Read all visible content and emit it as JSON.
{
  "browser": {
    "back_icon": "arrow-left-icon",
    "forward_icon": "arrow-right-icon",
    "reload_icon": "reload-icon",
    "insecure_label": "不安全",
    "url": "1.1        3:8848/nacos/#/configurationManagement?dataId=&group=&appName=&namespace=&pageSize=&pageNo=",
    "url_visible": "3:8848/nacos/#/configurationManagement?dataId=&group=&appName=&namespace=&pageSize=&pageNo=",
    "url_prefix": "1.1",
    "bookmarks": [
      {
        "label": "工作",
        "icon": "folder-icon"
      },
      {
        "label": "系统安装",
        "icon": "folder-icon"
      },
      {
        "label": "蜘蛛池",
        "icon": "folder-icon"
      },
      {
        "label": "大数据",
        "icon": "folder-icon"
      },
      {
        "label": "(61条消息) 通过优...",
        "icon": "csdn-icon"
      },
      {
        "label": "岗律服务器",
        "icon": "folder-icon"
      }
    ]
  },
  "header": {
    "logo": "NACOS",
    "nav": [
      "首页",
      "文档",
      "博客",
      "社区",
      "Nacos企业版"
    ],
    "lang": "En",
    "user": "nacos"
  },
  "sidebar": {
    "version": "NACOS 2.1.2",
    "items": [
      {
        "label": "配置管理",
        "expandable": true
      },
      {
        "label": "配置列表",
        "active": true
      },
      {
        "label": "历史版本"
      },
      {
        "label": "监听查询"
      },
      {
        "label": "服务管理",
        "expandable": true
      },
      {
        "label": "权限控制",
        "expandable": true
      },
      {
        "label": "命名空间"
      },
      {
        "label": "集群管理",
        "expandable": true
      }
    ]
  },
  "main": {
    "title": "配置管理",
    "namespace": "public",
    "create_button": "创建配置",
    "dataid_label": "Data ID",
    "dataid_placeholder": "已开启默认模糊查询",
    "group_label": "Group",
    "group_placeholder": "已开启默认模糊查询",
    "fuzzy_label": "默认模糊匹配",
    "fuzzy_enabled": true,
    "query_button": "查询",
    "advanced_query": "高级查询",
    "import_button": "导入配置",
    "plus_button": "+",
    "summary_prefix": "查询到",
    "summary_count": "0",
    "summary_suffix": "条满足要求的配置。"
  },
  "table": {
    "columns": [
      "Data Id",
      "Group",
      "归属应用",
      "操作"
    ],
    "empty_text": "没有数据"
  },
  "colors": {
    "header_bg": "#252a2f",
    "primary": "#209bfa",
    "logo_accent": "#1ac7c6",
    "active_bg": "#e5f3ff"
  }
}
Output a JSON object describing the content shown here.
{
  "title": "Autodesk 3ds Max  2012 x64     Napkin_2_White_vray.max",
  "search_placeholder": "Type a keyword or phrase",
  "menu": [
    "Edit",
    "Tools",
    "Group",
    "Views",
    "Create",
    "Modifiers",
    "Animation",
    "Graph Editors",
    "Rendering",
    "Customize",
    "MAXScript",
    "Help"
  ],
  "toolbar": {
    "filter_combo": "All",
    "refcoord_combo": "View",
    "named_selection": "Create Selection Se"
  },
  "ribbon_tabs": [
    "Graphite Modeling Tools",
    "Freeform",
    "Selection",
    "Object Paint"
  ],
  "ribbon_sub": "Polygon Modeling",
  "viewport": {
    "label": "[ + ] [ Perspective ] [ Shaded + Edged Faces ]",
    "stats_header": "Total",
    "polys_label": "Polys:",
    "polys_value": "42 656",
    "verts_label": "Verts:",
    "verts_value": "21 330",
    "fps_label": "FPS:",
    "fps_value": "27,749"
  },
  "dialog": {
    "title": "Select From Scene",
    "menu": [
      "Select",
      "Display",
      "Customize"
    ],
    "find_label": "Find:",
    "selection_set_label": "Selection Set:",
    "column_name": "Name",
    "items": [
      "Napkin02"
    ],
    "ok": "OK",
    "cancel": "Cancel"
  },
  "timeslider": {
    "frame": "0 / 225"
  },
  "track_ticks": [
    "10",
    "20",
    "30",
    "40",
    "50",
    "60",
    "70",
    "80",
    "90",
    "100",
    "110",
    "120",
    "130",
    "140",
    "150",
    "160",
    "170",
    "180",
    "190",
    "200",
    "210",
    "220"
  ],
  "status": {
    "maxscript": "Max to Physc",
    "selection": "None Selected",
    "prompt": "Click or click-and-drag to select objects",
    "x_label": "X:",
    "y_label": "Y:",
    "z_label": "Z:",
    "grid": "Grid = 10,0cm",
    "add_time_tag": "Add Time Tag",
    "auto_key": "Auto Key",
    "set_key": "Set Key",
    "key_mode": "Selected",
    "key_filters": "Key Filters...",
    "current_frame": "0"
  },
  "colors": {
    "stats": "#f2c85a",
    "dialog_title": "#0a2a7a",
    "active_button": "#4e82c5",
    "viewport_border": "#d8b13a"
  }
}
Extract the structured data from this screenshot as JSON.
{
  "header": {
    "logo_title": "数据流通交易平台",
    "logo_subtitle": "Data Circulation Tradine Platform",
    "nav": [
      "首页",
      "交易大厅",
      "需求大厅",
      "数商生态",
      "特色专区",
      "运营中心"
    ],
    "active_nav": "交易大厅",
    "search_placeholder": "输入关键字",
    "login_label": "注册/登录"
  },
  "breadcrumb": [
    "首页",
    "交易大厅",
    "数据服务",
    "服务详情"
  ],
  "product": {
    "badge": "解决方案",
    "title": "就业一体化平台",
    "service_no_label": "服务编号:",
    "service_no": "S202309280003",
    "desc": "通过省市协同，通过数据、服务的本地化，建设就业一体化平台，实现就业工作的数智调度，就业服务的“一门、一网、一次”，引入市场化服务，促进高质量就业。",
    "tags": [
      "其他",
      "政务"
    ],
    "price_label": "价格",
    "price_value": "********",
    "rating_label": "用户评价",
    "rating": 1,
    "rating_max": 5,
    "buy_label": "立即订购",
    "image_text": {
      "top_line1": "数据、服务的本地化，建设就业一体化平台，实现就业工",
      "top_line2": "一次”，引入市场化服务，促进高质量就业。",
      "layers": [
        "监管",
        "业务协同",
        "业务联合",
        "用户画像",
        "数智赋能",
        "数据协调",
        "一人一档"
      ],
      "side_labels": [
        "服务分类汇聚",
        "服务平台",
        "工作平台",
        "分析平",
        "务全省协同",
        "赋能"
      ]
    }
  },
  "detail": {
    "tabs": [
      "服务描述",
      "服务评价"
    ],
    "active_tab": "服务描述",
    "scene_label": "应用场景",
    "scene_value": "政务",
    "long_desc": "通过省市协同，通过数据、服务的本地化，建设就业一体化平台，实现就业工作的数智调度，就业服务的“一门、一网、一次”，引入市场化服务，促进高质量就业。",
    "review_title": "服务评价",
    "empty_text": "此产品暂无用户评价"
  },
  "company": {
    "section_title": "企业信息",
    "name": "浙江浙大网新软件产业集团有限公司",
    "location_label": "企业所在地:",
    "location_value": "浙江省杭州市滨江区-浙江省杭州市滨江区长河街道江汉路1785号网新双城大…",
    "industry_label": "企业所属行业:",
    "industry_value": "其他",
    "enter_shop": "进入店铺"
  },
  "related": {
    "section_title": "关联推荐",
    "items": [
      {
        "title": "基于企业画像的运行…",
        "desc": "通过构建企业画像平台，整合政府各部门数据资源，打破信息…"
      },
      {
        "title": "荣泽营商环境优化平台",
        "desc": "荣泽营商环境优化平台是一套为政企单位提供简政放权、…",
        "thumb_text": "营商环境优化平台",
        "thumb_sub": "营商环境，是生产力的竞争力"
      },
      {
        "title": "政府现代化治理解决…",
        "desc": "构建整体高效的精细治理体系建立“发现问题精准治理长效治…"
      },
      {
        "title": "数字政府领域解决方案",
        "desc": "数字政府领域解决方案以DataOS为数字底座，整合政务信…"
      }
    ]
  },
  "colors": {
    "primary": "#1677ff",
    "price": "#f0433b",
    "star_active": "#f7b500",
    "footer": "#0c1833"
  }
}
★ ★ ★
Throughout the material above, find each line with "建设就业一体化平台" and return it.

*Response below:*
    "desc": "通过省市协同，通过数据、服务的本地化，建设就业一体化平台，实现就业工作的数智调度，就业服务的“一门、一网、一次”，引入市场化服务，促进高质量就业。",
      "top_line1": "数据、服务的本地化，建设就业一体化平台，实现就业工",
    "long_desc": "通过省市协同，通过数据、服务的本地化，建设就业一体化平台，实现就业工作的数智调度，就业服务的“一门、一网、一次”，引入市场化服务，促进高质量就业。",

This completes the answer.